Every line between the one containing "Give me the" and the last line of the data, both included, is to be set down exactly, and pictures are to be omitted.

[Records contained in a dataset]
● ● ● ● ●
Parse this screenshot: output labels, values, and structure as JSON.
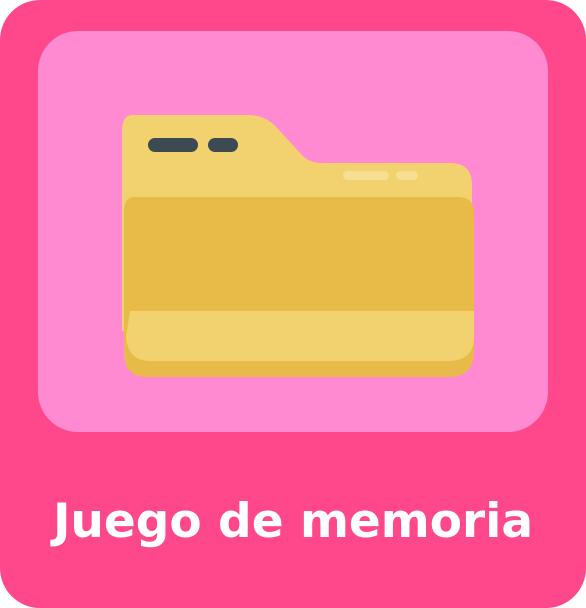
{
  "tile": {
    "label": "Juego de memoria",
    "icon": "folder-brain-icon"
  },
  "colors": {
    "tile_background": "#FF488C",
    "panel_background": "#FF8AD2",
    "folder": "#F2D26E",
    "folder_shadow": "#E8BA48",
    "brain": "#E08C8F",
    "brain_dark": "#C9787C",
    "label_text": "#FFFFFF"
  }
}
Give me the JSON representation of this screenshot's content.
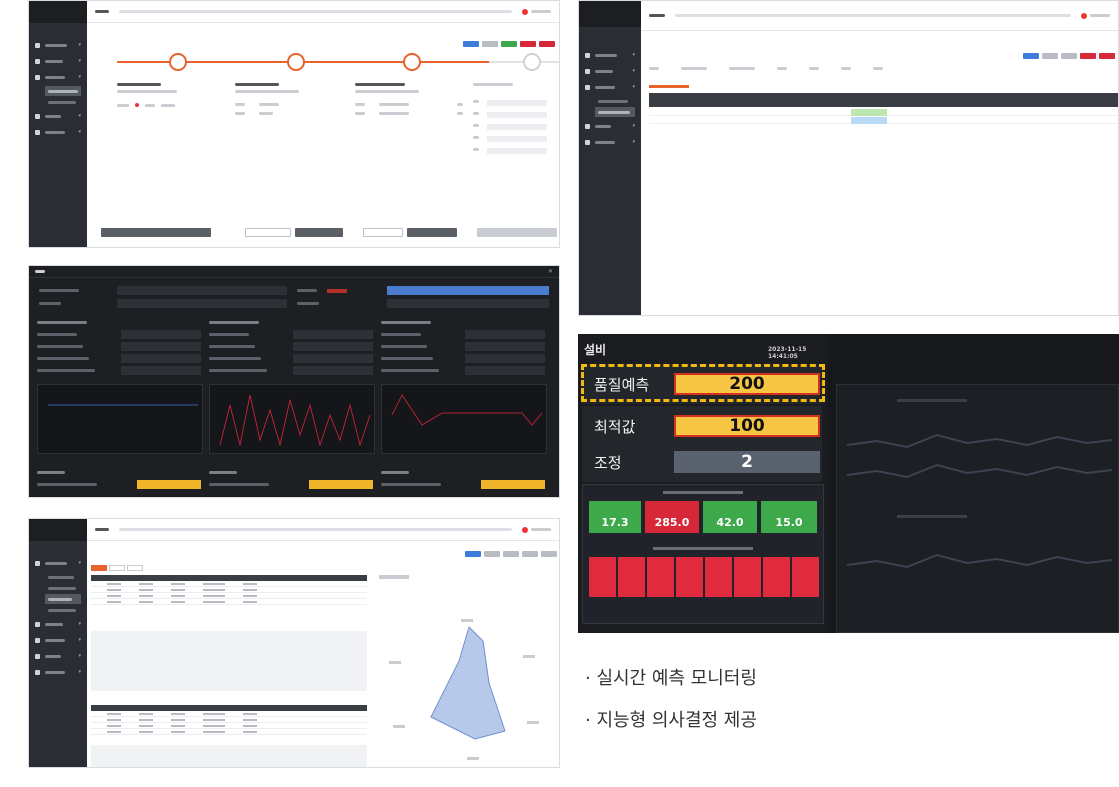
{
  "monitor": {
    "title": "설비",
    "timestamp": "2023-11-15 14:41:05",
    "rows": [
      {
        "label": "품질예측",
        "value": "200",
        "style": "yellow"
      },
      {
        "label": "최적값",
        "value": "100",
        "style": "yellow"
      },
      {
        "label": "조정",
        "value": "2",
        "style": "gray"
      }
    ],
    "tiles_green_red": [
      "17.3",
      "285.0",
      "42.0",
      "15.0"
    ],
    "tile_colors": [
      "green",
      "red",
      "green",
      "green"
    ],
    "tiles_bottom_count": 8,
    "highlight_color": "#f2b90f"
  },
  "features": [
    "· 실시간 예측 모니터링",
    "· 지능형 의사결정 제공"
  ],
  "colors": {
    "accent_orange": "#e7622c",
    "sidebar_dark": "#2a2d33",
    "value_yellow": "#f6c544",
    "tile_green": "#3ea94a",
    "tile_red": "#d7283a"
  },
  "icons": {
    "user": "user-icon",
    "nav": "menu-icon"
  }
}
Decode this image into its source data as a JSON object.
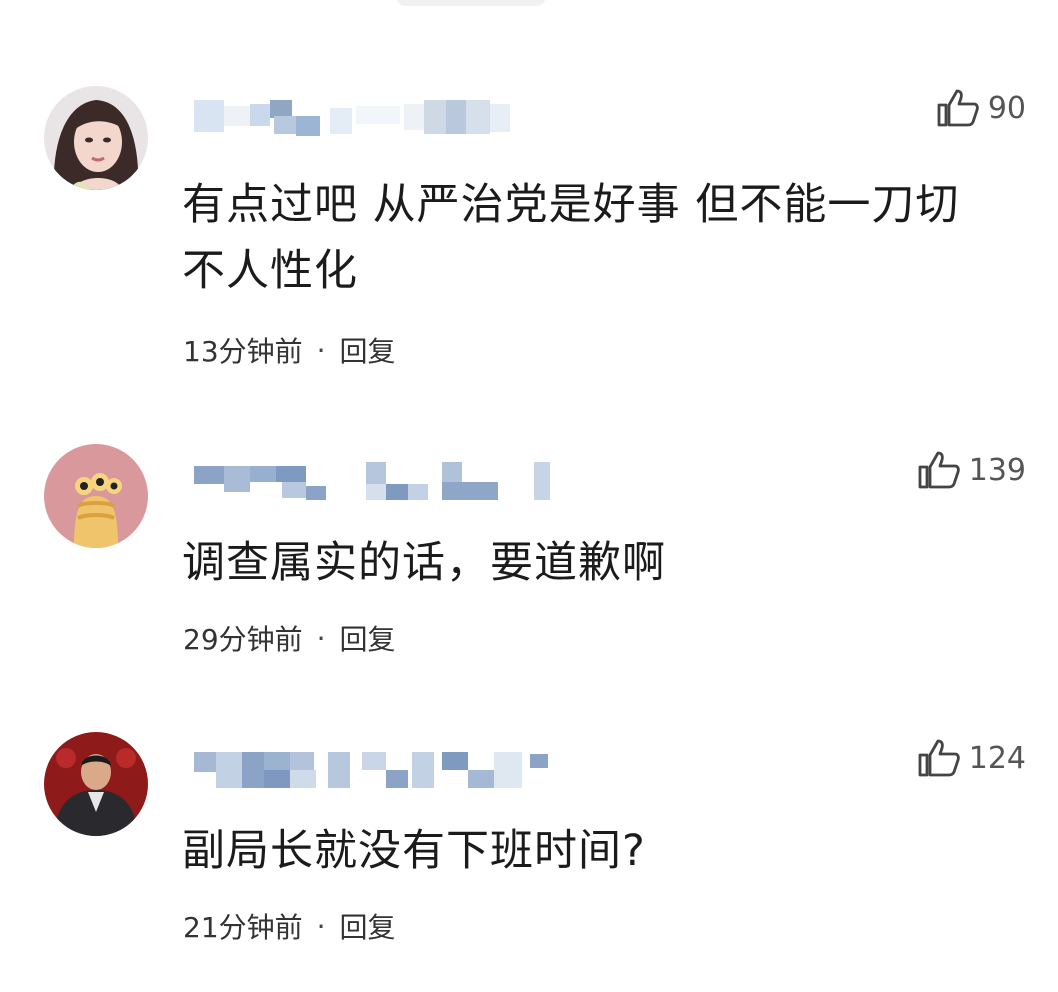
{
  "comments": [
    {
      "avatar": "woman-portrait-avatar",
      "likes": "90",
      "text": "有点过吧 从严治党是好事 但不能一刀切 不人性化",
      "time": "13分钟前",
      "separator": "·",
      "reply": "回复"
    },
    {
      "avatar": "cartoon-creature-avatar",
      "likes": "139",
      "text": "调查属实的话，要道歉啊",
      "time": "29分钟前",
      "separator": "·",
      "reply": "回复"
    },
    {
      "avatar": "man-in-red-chair-avatar",
      "likes": "124",
      "text": "副局长就没有下班时间?",
      "time": "21分钟前",
      "separator": "·",
      "reply": "回复"
    }
  ],
  "icons": {
    "like": "thumbs-up-icon"
  },
  "colors": {
    "text": "#1b1b1b",
    "meta": "#333333",
    "likes": "#555555",
    "blur": "#9fb6d6"
  }
}
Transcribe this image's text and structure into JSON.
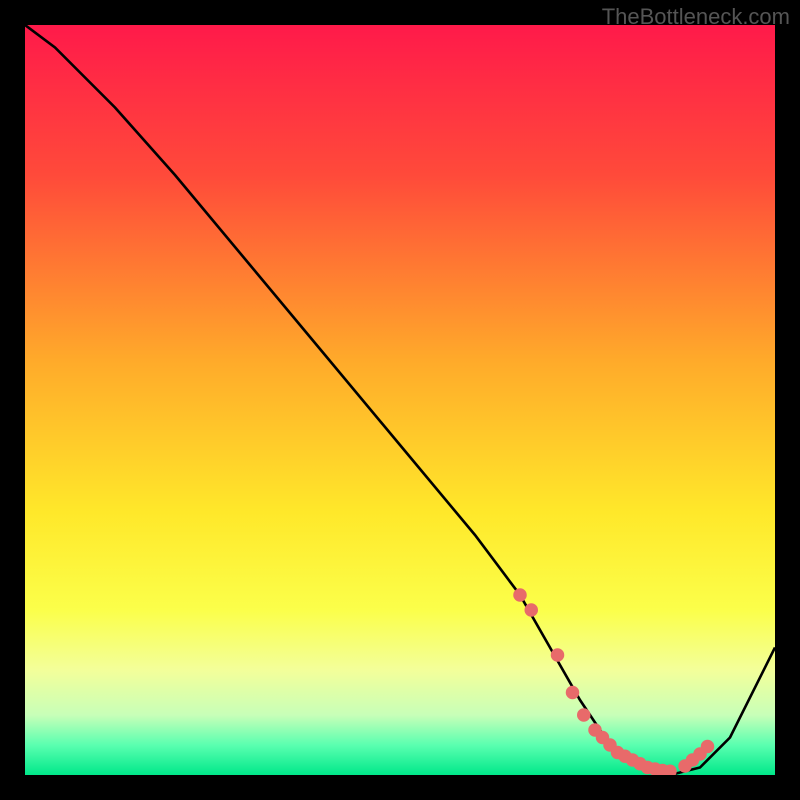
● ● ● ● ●
[WRITTEN RESPONSE]
Give me the JSON representation of this screenshot's content.
{
  "monitor": {
    "title": "설비",
    "timestamp": "2023-11-15 14:41:05",
    "rows": [
      {
        "label": "품질예측",
        "value": "200",
        "style": "yellow"
      },
      {
        "label": "최적값",
        "value": "100",
        "style": "yellow"
      },
      {
        "label": "조정",
        "value": "2",
        "style": "gray"
      }
    ],
    "tiles_green_red": [
      "17.3",
      "285.0",
      "42.0",
      "15.0"
    ],
    "tile_colors": [
      "green",
      "red",
      "green",
      "green"
    ],
    "tiles_bottom_count": 8,
    "highlight_color": "#f2b90f"
  },
  "features": [
    "· 실시간 예측 모니터링",
    "· 지능형 의사결정 제공"
  ],
  "colors": {
    "accent_orange": "#e7622c",
    "sidebar_dark": "#2a2d33",
    "value_yellow": "#f6c544",
    "tile_green": "#3ea94a",
    "tile_red": "#d7283a"
  },
  "icons": {
    "user": "user-icon",
    "nav": "menu-icon"
  }
}
Decode this image into its source data as a JSON object.
{
  "comments": [
    {
      "avatar": "woman-portrait-avatar",
      "likes": "90",
      "text": "有点过吧 从严治党是好事 但不能一刀切 不人性化",
      "time": "13分钟前",
      "separator": "·",
      "reply": "回复"
    },
    {
      "avatar": "cartoon-creature-avatar",
      "likes": "139",
      "text": "调查属实的话，要道歉啊",
      "time": "29分钟前",
      "separator": "·",
      "reply": "回复"
    },
    {
      "avatar": "man-in-red-chair-avatar",
      "likes": "124",
      "text": "副局长就没有下班时间?",
      "time": "21分钟前",
      "separator": "·",
      "reply": "回复"
    }
  ],
  "icons": {
    "like": "thumbs-up-icon"
  },
  "colors": {
    "text": "#1b1b1b",
    "meta": "#333333",
    "likes": "#555555",
    "blur": "#9fb6d6"
  }
}
Transcribe this image's text and structure into JSON.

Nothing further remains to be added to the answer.